■ **AIM OF THE EXERCISE**
Your answer should consist of every line from the records that holds the string "用户帐户控制".

■ **RECORDS PROVIDED**

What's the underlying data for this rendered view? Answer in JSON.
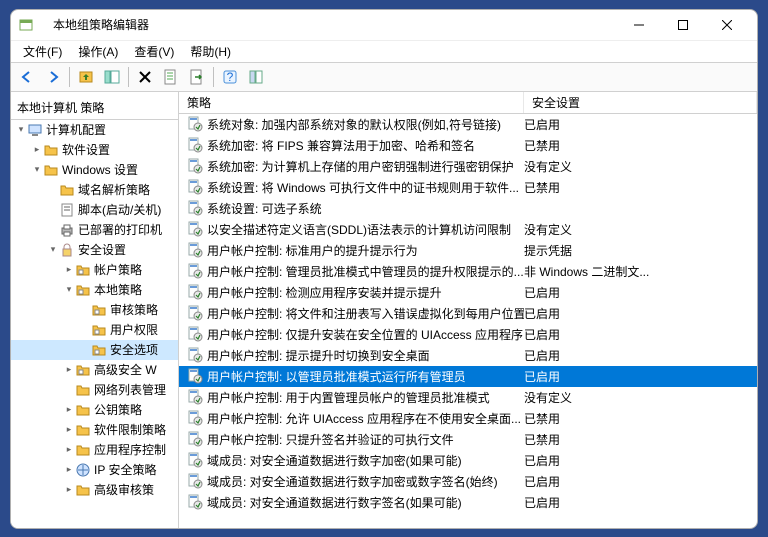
{
  "window": {
    "title": "本地组策略编辑器"
  },
  "menubar": [
    "文件(F)",
    "操作(A)",
    "查看(V)",
    "帮助(H)"
  ],
  "tree": {
    "header": "本地计算机 策略",
    "nodes": [
      {
        "depth": 0,
        "exp": "open",
        "icon": "computer",
        "label": "计算机配置"
      },
      {
        "depth": 1,
        "exp": "closed",
        "icon": "folder",
        "label": "软件设置"
      },
      {
        "depth": 1,
        "exp": "open",
        "icon": "folder",
        "label": "Windows 设置"
      },
      {
        "depth": 2,
        "exp": "none",
        "icon": "folder",
        "label": "域名解析策略"
      },
      {
        "depth": 2,
        "exp": "none",
        "icon": "script",
        "label": "脚本(启动/关机)"
      },
      {
        "depth": 2,
        "exp": "none",
        "icon": "printer",
        "label": "已部署的打印机"
      },
      {
        "depth": 2,
        "exp": "open",
        "icon": "lock",
        "label": "安全设置"
      },
      {
        "depth": 3,
        "exp": "closed",
        "icon": "folder2",
        "label": "帐户策略"
      },
      {
        "depth": 3,
        "exp": "open",
        "icon": "folder2",
        "label": "本地策略"
      },
      {
        "depth": 4,
        "exp": "none",
        "icon": "folder2",
        "label": "审核策略"
      },
      {
        "depth": 4,
        "exp": "none",
        "icon": "folder2",
        "label": "用户权限"
      },
      {
        "depth": 4,
        "exp": "none",
        "icon": "folder2",
        "label": "安全选项",
        "sel": true
      },
      {
        "depth": 3,
        "exp": "closed",
        "icon": "folder2",
        "label": "高级安全 W"
      },
      {
        "depth": 3,
        "exp": "none",
        "icon": "folder",
        "label": "网络列表管理"
      },
      {
        "depth": 3,
        "exp": "closed",
        "icon": "folder",
        "label": "公钥策略"
      },
      {
        "depth": 3,
        "exp": "closed",
        "icon": "folder",
        "label": "软件限制策略"
      },
      {
        "depth": 3,
        "exp": "closed",
        "icon": "folder",
        "label": "应用程序控制"
      },
      {
        "depth": 3,
        "exp": "closed",
        "icon": "ipsec",
        "label": "IP 安全策略"
      },
      {
        "depth": 3,
        "exp": "closed",
        "icon": "folder",
        "label": "高级审核策"
      }
    ]
  },
  "list": {
    "headers": {
      "policy": "策略",
      "setting": "安全设置"
    },
    "rows": [
      {
        "policy": "系统对象: 加强内部系统对象的默认权限(例如,符号链接)",
        "setting": "已启用"
      },
      {
        "policy": "系统加密: 将 FIPS 兼容算法用于加密、哈希和签名",
        "setting": "已禁用"
      },
      {
        "policy": "系统加密: 为计算机上存储的用户密钥强制进行强密钥保护",
        "setting": "没有定义"
      },
      {
        "policy": "系统设置: 将 Windows 可执行文件中的证书规则用于软件...",
        "setting": "已禁用"
      },
      {
        "policy": "系统设置: 可选子系统",
        "setting": ""
      },
      {
        "policy": "以安全描述符定义语言(SDDL)语法表示的计算机访问限制",
        "setting": "没有定义"
      },
      {
        "policy": "用户帐户控制: 标准用户的提升提示行为",
        "setting": "提示凭据"
      },
      {
        "policy": "用户帐户控制: 管理员批准模式中管理员的提升权限提示的...",
        "setting": "非 Windows 二进制文..."
      },
      {
        "policy": "用户帐户控制: 检测应用程序安装并提示提升",
        "setting": "已启用"
      },
      {
        "policy": "用户帐户控制: 将文件和注册表写入错误虚拟化到每用户位置",
        "setting": "已启用"
      },
      {
        "policy": "用户帐户控制: 仅提升安装在安全位置的 UIAccess 应用程序",
        "setting": "已启用"
      },
      {
        "policy": "用户帐户控制: 提示提升时切换到安全桌面",
        "setting": "已启用"
      },
      {
        "policy": "用户帐户控制: 以管理员批准模式运行所有管理员",
        "setting": "已启用",
        "selected": true
      },
      {
        "policy": "用户帐户控制: 用于内置管理员帐户的管理员批准模式",
        "setting": "没有定义"
      },
      {
        "policy": "用户帐户控制: 允许 UIAccess 应用程序在不使用安全桌面...",
        "setting": "已禁用"
      },
      {
        "policy": "用户帐户控制: 只提升签名并验证的可执行文件",
        "setting": "已禁用"
      },
      {
        "policy": "域成员: 对安全通道数据进行数字加密(如果可能)",
        "setting": "已启用"
      },
      {
        "policy": "域成员: 对安全通道数据进行数字加密或数字签名(始终)",
        "setting": "已启用"
      },
      {
        "policy": "域成员: 对安全通道数据进行数字签名(如果可能)",
        "setting": "已启用"
      }
    ]
  }
}
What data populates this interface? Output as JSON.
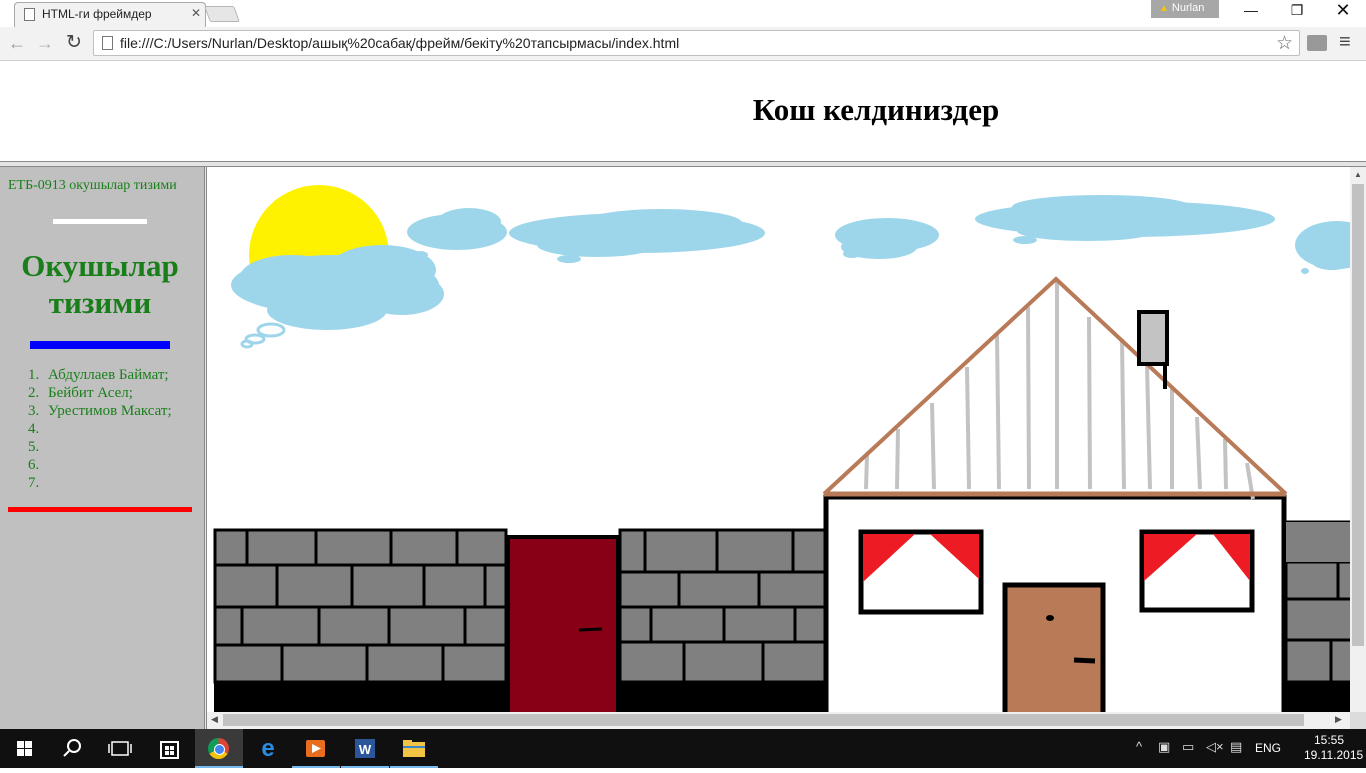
{
  "browser": {
    "tab_title": "HTML-ги фреймдер",
    "tab_close": "✕",
    "profile_name": "Nurlan",
    "url": "file:///C:/Users/Nurlan/Desktop/ашық%20сабақ/фрейм/бекіту%20тапсырмасы/index.html",
    "window_min": "—",
    "window_max": "❐",
    "window_close": "✕",
    "back_glyph": "←",
    "forward_glyph": "→",
    "reload_glyph": "↻",
    "star_glyph": "☆",
    "menu_glyph": "≡"
  },
  "top_frame": {
    "heading": "Кош келдиниздер"
  },
  "left_frame": {
    "group_label": "ЕТБ-0913 окушылар тизими",
    "list_heading": "Окушылар тизими",
    "students": [
      {
        "num": "1.",
        "name": "Абдуллаев Баймат;"
      },
      {
        "num": "2.",
        "name": "Бейбит Асел;"
      },
      {
        "num": "3.",
        "name": "Урестимов Максат;"
      },
      {
        "num": "4.",
        "name": ""
      },
      {
        "num": "5.",
        "name": ""
      },
      {
        "num": "6.",
        "name": ""
      },
      {
        "num": "7.",
        "name": ""
      }
    ],
    "colors": {
      "text": "#1a7f1a",
      "background": "#c0c0c0",
      "hr_white": "#ffffff",
      "hr_blue": "#0000ff",
      "hr_red": "#ff0000"
    }
  },
  "main_frame": {
    "picture_colors": {
      "sky_cloud": "#9dd6ea",
      "sun": "#fff200",
      "wall_brick": "#808080",
      "gate": "#880015",
      "roof_edge": "#b97a57",
      "house_door": "#b97a57",
      "curtain": "#ed1c24"
    }
  },
  "taskbar": {
    "lang": "ENG",
    "time": "15:55",
    "date": "19.11.2015"
  }
}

■ **OUTPUT FOR THIS EXERCISE**
        "policy": "用户帐户控制: 标准用户的提升提示行为",
        "policy": "用户帐户控制: 管理员批准模式中管理员的提升权限提示的...",
        "policy": "用户帐户控制: 检测应用程序安装并提示提升",
        "policy": "用户帐户控制: 将文件和注册表写入错误虚拟化到每用户位置",
        "policy": "用户帐户控制: 仅提升安装在安全位置的 UIAccess 应用程序",
        "policy": "用户帐户控制: 提示提升时切换到安全桌面",
        "policy": "用户帐户控制: 以管理员批准模式运行所有管理员",
        "policy": "用户帐户控制: 用于内置管理员帐户的管理员批准模式",
        "policy": "用户帐户控制: 允许 UIAccess 应用程序在不使用安全桌面...",
        "policy": "用户帐户控制: 只提升签名并验证的可执行文件",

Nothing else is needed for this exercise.